◆ **PROBLEM TO SOLVE**
Report every line of the records beneath this task that holds the string "Setup".

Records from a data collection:
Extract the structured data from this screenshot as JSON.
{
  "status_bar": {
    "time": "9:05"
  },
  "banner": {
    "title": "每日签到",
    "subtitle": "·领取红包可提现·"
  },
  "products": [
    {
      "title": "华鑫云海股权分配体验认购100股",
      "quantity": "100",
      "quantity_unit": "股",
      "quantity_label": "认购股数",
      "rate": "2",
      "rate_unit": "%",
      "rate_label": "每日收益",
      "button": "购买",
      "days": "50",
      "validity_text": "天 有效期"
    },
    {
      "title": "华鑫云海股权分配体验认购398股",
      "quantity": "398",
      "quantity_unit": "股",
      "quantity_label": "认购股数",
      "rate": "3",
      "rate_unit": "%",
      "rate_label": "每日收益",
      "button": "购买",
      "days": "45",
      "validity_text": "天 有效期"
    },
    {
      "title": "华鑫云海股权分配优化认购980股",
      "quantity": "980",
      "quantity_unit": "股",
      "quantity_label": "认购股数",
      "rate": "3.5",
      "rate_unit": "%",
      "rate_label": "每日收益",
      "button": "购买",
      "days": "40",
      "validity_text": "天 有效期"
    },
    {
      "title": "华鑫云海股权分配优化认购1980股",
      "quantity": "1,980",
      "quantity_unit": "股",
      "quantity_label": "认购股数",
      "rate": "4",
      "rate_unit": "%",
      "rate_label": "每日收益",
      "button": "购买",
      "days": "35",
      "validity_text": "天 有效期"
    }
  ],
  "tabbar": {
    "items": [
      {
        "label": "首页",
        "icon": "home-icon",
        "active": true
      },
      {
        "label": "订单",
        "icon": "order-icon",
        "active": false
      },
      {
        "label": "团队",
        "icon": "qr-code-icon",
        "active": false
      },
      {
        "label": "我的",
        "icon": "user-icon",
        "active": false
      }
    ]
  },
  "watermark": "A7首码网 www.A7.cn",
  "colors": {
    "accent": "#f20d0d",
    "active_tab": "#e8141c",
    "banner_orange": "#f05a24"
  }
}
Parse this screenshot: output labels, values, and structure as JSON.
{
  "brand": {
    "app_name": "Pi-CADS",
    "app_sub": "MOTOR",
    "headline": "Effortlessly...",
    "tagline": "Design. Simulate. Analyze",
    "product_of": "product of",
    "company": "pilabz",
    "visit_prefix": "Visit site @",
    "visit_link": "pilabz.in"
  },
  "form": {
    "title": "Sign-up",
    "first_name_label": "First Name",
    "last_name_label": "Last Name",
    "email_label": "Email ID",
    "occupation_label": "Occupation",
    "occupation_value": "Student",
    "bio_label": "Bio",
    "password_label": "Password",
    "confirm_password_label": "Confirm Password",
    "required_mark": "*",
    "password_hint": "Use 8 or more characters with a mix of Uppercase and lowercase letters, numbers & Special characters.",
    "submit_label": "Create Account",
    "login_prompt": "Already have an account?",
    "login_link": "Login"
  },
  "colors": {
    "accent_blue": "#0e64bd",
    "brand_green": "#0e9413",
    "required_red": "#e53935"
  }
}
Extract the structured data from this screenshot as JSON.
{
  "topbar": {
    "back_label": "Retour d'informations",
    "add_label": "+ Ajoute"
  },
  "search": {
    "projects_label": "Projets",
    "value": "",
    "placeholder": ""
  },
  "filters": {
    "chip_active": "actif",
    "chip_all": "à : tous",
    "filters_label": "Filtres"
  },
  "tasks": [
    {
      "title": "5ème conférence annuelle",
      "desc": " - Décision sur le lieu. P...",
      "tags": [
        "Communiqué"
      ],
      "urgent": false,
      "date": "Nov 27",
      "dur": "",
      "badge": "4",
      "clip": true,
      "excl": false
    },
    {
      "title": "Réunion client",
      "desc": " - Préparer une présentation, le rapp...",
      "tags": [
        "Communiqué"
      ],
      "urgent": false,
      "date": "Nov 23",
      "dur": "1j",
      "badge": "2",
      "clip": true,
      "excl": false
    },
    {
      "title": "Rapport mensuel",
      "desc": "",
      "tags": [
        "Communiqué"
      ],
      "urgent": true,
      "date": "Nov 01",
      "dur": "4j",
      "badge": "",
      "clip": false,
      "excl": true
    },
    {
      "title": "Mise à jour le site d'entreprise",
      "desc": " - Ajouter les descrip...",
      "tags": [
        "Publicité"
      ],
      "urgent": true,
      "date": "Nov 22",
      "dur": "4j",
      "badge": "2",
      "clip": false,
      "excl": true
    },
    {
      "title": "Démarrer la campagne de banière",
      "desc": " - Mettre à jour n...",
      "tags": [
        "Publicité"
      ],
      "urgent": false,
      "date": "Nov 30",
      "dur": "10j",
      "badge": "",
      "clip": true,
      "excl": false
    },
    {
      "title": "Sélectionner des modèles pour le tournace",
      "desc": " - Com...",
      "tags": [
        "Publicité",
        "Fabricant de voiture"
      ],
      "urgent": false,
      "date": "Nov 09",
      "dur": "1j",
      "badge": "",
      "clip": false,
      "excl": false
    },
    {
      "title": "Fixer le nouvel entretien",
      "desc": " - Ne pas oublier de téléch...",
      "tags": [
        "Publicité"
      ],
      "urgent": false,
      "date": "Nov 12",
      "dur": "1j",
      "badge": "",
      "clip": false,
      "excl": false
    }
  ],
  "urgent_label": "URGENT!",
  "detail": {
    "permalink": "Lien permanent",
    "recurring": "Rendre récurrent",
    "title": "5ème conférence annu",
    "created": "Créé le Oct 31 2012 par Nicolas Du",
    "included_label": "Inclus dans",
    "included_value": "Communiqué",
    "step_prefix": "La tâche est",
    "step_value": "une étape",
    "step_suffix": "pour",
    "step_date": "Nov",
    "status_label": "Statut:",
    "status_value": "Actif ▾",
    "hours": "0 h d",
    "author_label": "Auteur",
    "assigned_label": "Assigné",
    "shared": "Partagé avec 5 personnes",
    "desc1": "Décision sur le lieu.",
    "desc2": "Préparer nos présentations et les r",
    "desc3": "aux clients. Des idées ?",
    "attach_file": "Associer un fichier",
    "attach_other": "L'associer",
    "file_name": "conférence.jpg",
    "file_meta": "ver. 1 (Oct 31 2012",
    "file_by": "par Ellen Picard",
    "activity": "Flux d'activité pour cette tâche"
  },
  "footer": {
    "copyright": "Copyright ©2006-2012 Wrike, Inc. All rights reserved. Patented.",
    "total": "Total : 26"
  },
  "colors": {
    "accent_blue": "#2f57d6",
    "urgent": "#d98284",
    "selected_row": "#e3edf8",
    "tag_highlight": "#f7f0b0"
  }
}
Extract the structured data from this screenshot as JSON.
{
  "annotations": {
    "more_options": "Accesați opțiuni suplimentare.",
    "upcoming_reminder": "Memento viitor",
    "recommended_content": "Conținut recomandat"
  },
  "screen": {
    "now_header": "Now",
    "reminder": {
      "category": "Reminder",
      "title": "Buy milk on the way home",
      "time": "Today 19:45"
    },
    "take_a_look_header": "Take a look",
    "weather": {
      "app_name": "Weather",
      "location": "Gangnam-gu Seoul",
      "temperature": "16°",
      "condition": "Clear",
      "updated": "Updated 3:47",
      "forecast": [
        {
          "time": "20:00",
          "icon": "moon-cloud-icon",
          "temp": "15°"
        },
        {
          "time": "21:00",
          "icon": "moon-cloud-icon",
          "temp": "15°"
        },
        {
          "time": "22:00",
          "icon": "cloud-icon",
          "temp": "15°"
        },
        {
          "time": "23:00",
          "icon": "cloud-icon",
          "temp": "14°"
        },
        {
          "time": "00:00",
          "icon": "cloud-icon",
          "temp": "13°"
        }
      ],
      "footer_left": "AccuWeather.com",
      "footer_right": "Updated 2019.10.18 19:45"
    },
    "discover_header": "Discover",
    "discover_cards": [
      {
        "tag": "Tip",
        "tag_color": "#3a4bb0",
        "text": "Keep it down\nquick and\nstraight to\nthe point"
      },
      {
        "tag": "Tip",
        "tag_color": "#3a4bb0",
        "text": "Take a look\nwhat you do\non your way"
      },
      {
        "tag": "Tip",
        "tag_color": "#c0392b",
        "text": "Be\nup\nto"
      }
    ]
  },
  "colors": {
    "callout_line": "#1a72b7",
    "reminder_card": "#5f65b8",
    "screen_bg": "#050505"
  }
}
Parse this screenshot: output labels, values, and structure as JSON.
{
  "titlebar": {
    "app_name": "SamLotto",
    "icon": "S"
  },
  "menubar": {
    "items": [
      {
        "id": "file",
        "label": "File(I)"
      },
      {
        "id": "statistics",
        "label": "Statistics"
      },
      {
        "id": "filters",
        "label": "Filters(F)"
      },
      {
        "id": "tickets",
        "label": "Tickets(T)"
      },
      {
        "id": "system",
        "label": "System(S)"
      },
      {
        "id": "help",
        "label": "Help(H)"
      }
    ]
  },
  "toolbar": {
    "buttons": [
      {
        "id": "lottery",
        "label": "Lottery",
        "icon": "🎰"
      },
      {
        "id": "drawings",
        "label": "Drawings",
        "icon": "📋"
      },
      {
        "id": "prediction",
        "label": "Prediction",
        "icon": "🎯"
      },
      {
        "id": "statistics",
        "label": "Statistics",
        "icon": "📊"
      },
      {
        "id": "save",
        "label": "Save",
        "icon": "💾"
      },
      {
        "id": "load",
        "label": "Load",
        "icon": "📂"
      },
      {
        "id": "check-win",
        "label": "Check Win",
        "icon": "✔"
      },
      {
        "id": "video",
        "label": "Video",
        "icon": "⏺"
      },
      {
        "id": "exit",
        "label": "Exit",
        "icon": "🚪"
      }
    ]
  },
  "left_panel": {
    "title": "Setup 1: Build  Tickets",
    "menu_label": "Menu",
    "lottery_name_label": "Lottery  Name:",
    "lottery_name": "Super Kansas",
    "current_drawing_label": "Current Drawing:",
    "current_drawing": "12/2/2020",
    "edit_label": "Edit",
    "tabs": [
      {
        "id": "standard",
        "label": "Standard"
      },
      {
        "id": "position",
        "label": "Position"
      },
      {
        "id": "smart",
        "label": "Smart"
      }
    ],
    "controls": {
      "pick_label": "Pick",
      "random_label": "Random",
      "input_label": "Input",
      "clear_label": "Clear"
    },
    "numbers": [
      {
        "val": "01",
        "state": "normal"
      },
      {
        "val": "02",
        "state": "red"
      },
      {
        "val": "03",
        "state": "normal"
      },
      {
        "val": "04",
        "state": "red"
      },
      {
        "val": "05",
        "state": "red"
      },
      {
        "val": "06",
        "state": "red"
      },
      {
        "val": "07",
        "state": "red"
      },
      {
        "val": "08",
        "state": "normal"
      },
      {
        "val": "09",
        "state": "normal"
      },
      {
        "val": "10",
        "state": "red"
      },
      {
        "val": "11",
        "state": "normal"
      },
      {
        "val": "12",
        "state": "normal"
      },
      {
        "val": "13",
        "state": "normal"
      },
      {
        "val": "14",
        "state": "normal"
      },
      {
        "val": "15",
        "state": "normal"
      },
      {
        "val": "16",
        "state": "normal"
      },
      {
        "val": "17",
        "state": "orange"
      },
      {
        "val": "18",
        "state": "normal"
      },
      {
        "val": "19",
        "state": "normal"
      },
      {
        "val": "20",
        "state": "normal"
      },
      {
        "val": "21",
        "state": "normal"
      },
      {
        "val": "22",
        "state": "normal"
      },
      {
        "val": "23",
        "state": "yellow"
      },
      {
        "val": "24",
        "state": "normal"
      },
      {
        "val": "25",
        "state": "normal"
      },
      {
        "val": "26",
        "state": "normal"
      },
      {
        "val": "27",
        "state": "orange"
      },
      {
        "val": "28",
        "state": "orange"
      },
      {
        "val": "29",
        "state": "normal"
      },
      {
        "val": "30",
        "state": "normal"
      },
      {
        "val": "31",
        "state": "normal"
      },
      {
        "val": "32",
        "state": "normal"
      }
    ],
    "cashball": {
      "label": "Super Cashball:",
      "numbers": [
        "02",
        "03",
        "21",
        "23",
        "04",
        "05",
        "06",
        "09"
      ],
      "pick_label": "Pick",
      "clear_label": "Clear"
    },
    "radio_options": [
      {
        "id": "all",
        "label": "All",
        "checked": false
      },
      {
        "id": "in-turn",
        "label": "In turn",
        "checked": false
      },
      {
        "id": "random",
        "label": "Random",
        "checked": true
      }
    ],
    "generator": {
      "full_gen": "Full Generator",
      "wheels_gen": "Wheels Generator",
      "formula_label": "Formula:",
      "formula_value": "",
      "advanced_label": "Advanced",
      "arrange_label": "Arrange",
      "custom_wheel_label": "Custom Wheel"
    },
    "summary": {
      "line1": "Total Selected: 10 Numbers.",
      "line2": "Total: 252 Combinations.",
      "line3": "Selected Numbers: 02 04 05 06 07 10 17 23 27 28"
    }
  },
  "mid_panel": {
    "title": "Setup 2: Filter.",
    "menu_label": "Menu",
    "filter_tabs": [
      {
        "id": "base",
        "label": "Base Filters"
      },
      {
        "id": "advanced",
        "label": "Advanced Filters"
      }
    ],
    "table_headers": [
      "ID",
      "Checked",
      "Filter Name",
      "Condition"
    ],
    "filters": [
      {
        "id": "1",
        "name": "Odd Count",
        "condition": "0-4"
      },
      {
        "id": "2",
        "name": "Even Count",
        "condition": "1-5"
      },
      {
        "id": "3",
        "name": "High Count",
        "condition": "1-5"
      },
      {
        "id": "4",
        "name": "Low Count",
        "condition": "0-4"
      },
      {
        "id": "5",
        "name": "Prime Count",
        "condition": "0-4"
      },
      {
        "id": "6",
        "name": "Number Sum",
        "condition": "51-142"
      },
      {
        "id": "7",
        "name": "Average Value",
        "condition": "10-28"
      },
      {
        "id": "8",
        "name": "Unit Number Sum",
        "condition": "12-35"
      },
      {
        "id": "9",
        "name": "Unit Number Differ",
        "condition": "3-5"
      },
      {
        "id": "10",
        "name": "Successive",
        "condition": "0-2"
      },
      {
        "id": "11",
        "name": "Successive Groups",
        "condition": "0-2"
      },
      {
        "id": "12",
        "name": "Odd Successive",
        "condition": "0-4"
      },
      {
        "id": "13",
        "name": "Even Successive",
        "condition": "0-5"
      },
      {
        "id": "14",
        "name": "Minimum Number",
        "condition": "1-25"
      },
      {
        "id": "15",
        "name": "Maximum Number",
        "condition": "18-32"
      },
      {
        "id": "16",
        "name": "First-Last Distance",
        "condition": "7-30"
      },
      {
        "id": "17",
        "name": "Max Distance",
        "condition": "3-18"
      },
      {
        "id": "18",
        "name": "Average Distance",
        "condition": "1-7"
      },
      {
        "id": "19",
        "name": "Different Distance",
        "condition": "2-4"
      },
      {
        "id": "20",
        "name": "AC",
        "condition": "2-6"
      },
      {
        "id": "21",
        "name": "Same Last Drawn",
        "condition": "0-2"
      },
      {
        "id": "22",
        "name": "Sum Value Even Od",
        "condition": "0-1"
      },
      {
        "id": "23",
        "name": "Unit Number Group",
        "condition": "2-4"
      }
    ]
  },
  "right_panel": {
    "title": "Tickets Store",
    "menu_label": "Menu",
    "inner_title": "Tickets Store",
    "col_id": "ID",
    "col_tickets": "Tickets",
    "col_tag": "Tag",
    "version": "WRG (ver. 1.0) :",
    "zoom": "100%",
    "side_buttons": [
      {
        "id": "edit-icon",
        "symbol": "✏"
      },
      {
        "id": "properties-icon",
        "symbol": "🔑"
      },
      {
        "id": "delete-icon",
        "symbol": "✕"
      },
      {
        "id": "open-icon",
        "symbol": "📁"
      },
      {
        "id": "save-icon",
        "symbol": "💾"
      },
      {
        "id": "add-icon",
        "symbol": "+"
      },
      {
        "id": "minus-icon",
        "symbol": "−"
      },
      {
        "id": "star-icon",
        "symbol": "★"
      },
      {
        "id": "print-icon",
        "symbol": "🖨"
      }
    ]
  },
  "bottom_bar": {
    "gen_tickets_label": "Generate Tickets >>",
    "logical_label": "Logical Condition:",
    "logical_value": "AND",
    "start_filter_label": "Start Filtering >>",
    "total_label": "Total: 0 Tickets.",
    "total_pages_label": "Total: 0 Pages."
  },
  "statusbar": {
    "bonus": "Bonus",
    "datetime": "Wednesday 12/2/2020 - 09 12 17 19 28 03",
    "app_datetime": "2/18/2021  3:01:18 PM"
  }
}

◆ **RESPONSE BELOW**
    "title": "Setup 1: Build  Tickets",
    "title": "Setup 2: Filter.",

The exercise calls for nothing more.